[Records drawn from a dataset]
..........

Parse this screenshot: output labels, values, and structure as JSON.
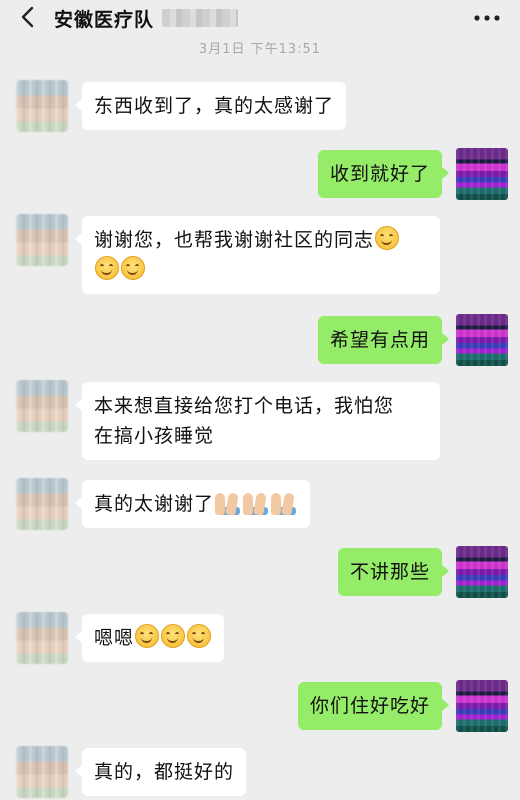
{
  "header": {
    "back_icon": "chevron-left-icon",
    "title": "安徽医疗队",
    "more_icon": "more-dots-icon"
  },
  "timestamp": "3月1日 下午13:51",
  "messages": [
    {
      "side": "left",
      "text": "东西收到了，真的太感谢了"
    },
    {
      "side": "right",
      "text": "收到就好了"
    },
    {
      "side": "left",
      "text": "谢谢您，也帮我谢谢社区的同志",
      "emojis": "smile x3"
    },
    {
      "side": "right",
      "text": "希望有点用"
    },
    {
      "side": "left",
      "line1": "本来想直接给您打个电话，我怕您",
      "line2": "在搞小孩睡觉"
    },
    {
      "side": "left",
      "text": "真的太谢谢了",
      "emojis": "pray x3"
    },
    {
      "side": "right",
      "text": "不讲那些"
    },
    {
      "side": "left",
      "text": "嗯嗯",
      "emojis": "smile x3"
    },
    {
      "side": "right",
      "text": "你们住好吃好"
    },
    {
      "side": "left",
      "text": "真的，都挺好的"
    }
  ],
  "colors": {
    "background": "#ededed",
    "bubble_left": "#ffffff",
    "bubble_right": "#95ec69"
  }
}
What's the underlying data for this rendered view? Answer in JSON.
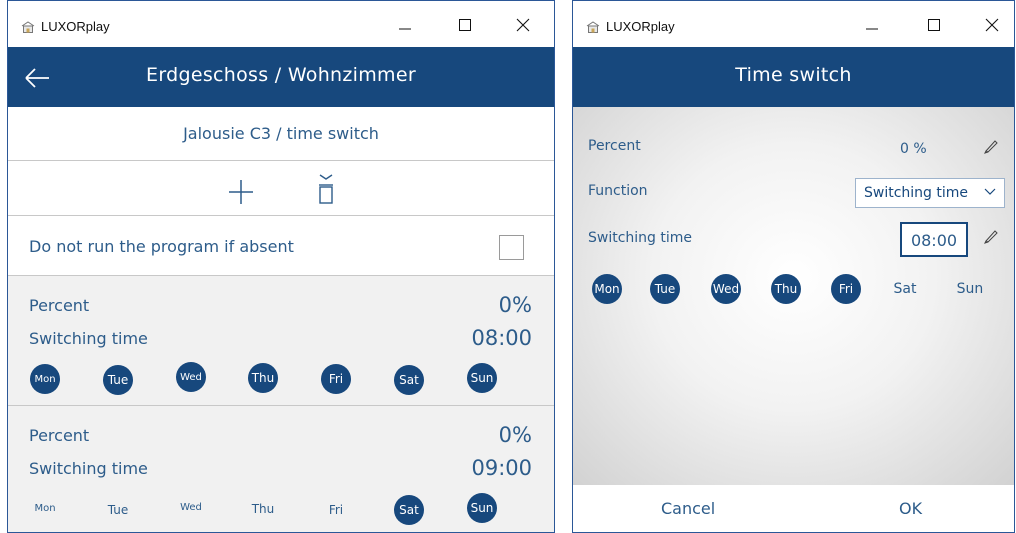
{
  "left_window": {
    "app_title": "LUXORplay",
    "header_title": "Erdgeschoss / Wohnzimmer",
    "subheader": "Jalousie C3 / time switch",
    "absent_label": "Do not run the program if absent",
    "absent_checked": false,
    "entries": [
      {
        "percent_label": "Percent",
        "percent_value": "0%",
        "time_label": "Switching time",
        "time_value": "08:00",
        "days": [
          {
            "label": "Mon",
            "active": true
          },
          {
            "label": "Tue",
            "active": true
          },
          {
            "label": "Wed",
            "active": true
          },
          {
            "label": "Thu",
            "active": true
          },
          {
            "label": "Fri",
            "active": true
          },
          {
            "label": "Sat",
            "active": true
          },
          {
            "label": "Sun",
            "active": true
          }
        ]
      },
      {
        "percent_label": "Percent",
        "percent_value": "0%",
        "time_label": "Switching time",
        "time_value": "09:00",
        "days": [
          {
            "label": "Mon",
            "active": false
          },
          {
            "label": "Tue",
            "active": false
          },
          {
            "label": "Wed",
            "active": false
          },
          {
            "label": "Thu",
            "active": false
          },
          {
            "label": "Fri",
            "active": false
          },
          {
            "label": "Sat",
            "active": true
          },
          {
            "label": "Sun",
            "active": true
          }
        ]
      }
    ]
  },
  "right_window": {
    "app_title": "LUXORplay",
    "header_title": "Time switch",
    "percent_label": "Percent",
    "percent_value": "0 %",
    "function_label": "Function",
    "function_value": "Switching time",
    "time_label": "Switching time",
    "time_value": "08:00",
    "days": [
      {
        "label": "Mon",
        "active": true
      },
      {
        "label": "Tue",
        "active": true
      },
      {
        "label": "Wed",
        "active": true
      },
      {
        "label": "Thu",
        "active": true
      },
      {
        "label": "Fri",
        "active": true
      },
      {
        "label": "Sat",
        "active": false
      },
      {
        "label": "Sun",
        "active": false
      }
    ],
    "cancel_label": "Cancel",
    "ok_label": "OK"
  },
  "colors": {
    "brand_blue": "#17487d",
    "text_blue": "#2d5c8a",
    "window_border": "#2b5797"
  },
  "icons": [
    "home-icon",
    "minimize-icon",
    "maximize-icon",
    "close-icon",
    "back-arrow-icon",
    "plus-icon",
    "delete-icon",
    "pencil-icon",
    "chevron-down-icon"
  ]
}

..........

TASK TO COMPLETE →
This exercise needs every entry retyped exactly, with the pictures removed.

RESPONSE AREA →
Parse this screenshot: output labels, values, and structure as JSON.
{
  "header": {
    "back_icon": "chevron-left-icon",
    "title": "安徽医疗队",
    "more_icon": "more-dots-icon"
  },
  "timestamp": "3月1日 下午13:51",
  "messages": [
    {
      "side": "left",
      "text": "东西收到了，真的太感谢了"
    },
    {
      "side": "right",
      "text": "收到就好了"
    },
    {
      "side": "left",
      "text": "谢谢您，也帮我谢谢社区的同志",
      "emojis": "smile x3"
    },
    {
      "side": "right",
      "text": "希望有点用"
    },
    {
      "side": "left",
      "line1": "本来想直接给您打个电话，我怕您",
      "line2": "在搞小孩睡觉"
    },
    {
      "side": "left",
      "text": "真的太谢谢了",
      "emojis": "pray x3"
    },
    {
      "side": "right",
      "text": "不讲那些"
    },
    {
      "side": "left",
      "text": "嗯嗯",
      "emojis": "smile x3"
    },
    {
      "side": "right",
      "text": "你们住好吃好"
    },
    {
      "side": "left",
      "text": "真的，都挺好的"
    }
  ],
  "colors": {
    "background": "#ededed",
    "bubble_left": "#ffffff",
    "bubble_right": "#95ec69"
  }
}
What's the underlying data for this rendered view? Answer in JSON.
{
  "left_window": {
    "app_title": "LUXORplay",
    "header_title": "Erdgeschoss / Wohnzimmer",
    "subheader": "Jalousie C3 / time switch",
    "absent_label": "Do not run the program if absent",
    "absent_checked": false,
    "entries": [
      {
        "percent_label": "Percent",
        "percent_value": "0%",
        "time_label": "Switching time",
        "time_value": "08:00",
        "days": [
          {
            "label": "Mon",
            "active": true
          },
          {
            "label": "Tue",
            "active": true
          },
          {
            "label": "Wed",
            "active": true
          },
          {
            "label": "Thu",
            "active": true
          },
          {
            "label": "Fri",
            "active": true
          },
          {
            "label": "Sat",
            "active": true
          },
          {
            "label": "Sun",
            "active": true
          }
        ]
      },
      {
        "percent_label": "Percent",
        "percent_value": "0%",
        "time_label": "Switching time",
        "time_value": "09:00",
        "days": [
          {
            "label": "Mon",
            "active": false
          },
          {
            "label": "Tue",
            "active": false
          },
          {
            "label": "Wed",
            "active": false
          },
          {
            "label": "Thu",
            "active": false
          },
          {
            "label": "Fri",
            "active": false
          },
          {
            "label": "Sat",
            "active": true
          },
          {
            "label": "Sun",
            "active": true
          }
        ]
      }
    ]
  },
  "right_window": {
    "app_title": "LUXORplay",
    "header_title": "Time switch",
    "percent_label": "Percent",
    "percent_value": "0 %",
    "function_label": "Function",
    "function_value": "Switching time",
    "time_label": "Switching time",
    "time_value": "08:00",
    "days": [
      {
        "label": "Mon",
        "active": true
      },
      {
        "label": "Tue",
        "active": true
      },
      {
        "label": "Wed",
        "active": true
      },
      {
        "label": "Thu",
        "active": true
      },
      {
        "label": "Fri",
        "active": true
      },
      {
        "label": "Sat",
        "active": false
      },
      {
        "label": "Sun",
        "active": false
      }
    ],
    "cancel_label": "Cancel",
    "ok_label": "OK"
  },
  "colors": {
    "brand_blue": "#17487d",
    "text_blue": "#2d5c8a",
    "window_border": "#2b5797"
  },
  "icons": [
    "home-icon",
    "minimize-icon",
    "maximize-icon",
    "close-icon",
    "back-arrow-icon",
    "plus-icon",
    "delete-icon",
    "pencil-icon",
    "chevron-down-icon"
  ]
}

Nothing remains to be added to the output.